_PROBLEM DETAILS_
Check every line of the following material for the word "title", then say how many have it, with no other words.
+++
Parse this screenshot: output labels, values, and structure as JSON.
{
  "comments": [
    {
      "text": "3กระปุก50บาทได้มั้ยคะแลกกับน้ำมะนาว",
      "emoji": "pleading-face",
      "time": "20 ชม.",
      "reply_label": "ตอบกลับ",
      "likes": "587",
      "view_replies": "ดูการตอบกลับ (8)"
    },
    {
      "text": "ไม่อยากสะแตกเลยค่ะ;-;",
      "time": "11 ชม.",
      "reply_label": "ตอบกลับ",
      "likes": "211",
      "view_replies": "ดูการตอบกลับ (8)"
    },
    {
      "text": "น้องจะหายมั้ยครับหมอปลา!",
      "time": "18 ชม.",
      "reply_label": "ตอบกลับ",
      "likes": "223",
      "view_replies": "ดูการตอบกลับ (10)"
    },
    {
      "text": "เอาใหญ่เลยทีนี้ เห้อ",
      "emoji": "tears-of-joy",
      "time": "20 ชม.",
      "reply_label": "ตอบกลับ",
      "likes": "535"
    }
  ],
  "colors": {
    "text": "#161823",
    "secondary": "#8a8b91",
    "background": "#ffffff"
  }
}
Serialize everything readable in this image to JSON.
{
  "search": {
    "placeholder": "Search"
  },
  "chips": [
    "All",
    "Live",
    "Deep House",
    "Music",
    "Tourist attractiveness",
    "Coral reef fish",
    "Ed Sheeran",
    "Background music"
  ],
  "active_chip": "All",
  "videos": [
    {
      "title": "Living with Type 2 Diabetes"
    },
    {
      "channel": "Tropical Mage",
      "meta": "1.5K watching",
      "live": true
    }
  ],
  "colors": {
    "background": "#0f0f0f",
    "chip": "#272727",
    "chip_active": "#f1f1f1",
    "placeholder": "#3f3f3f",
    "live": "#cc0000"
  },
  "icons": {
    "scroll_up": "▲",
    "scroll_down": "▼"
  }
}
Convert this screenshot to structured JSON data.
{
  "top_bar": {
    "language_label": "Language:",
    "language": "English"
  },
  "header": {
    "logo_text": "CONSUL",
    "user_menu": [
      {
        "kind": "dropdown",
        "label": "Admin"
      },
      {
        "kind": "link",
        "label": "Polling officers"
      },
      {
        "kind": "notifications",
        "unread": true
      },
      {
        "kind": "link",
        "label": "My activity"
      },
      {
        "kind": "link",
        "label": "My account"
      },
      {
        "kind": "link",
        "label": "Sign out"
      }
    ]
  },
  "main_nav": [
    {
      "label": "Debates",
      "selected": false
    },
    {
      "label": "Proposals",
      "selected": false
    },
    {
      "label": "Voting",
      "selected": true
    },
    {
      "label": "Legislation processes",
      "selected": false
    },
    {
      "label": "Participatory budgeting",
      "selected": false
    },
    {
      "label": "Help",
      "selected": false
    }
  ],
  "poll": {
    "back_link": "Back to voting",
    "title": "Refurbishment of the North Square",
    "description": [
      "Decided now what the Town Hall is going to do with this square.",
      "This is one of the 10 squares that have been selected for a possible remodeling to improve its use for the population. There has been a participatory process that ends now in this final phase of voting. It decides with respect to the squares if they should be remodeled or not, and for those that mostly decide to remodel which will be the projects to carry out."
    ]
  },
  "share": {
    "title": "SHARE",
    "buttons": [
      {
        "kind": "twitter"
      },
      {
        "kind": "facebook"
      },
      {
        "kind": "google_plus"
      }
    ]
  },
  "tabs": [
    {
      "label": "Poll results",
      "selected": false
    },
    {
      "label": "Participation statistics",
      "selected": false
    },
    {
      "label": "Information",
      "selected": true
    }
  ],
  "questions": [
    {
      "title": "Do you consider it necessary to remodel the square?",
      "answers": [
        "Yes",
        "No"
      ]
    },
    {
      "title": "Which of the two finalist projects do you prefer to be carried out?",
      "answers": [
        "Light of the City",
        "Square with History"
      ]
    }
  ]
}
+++
_SOLUTION BELOW_
5